Music streaming a growing part of the industry
Music streaming services increased revenue 39% and accounted for 23% of total digital music sales. The growth in music streaming has been so strong that many countries have added streaming to their sales numbers when calculating the charts.
Probably the best example of how much impact streaming can have on the charts is the single Problem for Ariana Grande. It reached number one because both streams and direct sales were included in the totals for the charts. Over 20% of its chart position was due to streaming.
These numbers are from the IFPI Digital Music Report 2015. In regards to streaming, they theorise that the growth in music streaming is driven by younger listeners who never have owned music before. They are generally much happier just listening, even paying to listen to music rather than wanting to download. If they’re right then the trend towards increased revenues from streaming will continue.
Still, this chart from Statista highlights that downloads still account for over half of the digital music revenues.
In the past year many companies have entered the international music sector including Apple, YouTube, and Amazon. Smaller companies launched or expanded. Spotify is now available in Canada, and Music Qubed’s MTV Trax launched in the UK.
The types of music streaming services being offered, as well as pricing structures, vary. The larger companies offer millions of songs and let the listener pick what they want, but the MTV Trax service approaches things differently. They offer up to 100 tracks on eight curated playlists. The music is automatically downloaded everyday so it’s ready when people wake up and get their day started. The music selections are pre-determined by the app. It’s clear there is lots of room for experimentation in the relatively new industry.

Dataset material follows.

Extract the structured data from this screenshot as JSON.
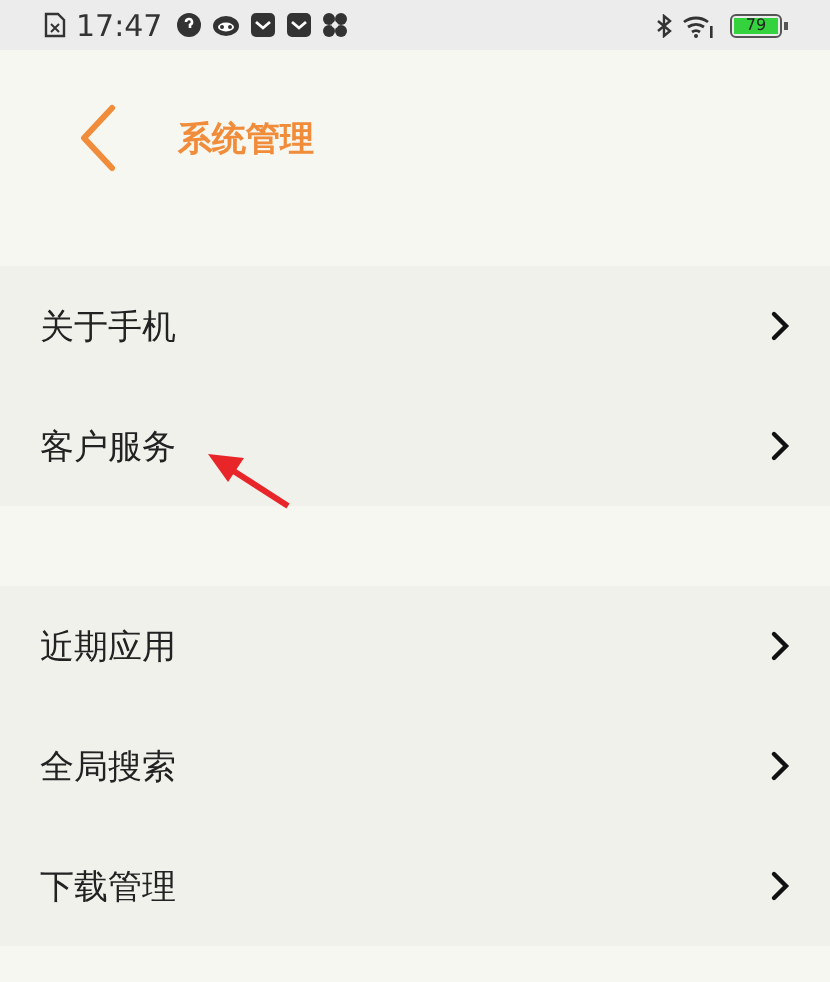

Are you willing to pay for a streaming music service, or are you committed to listening for free?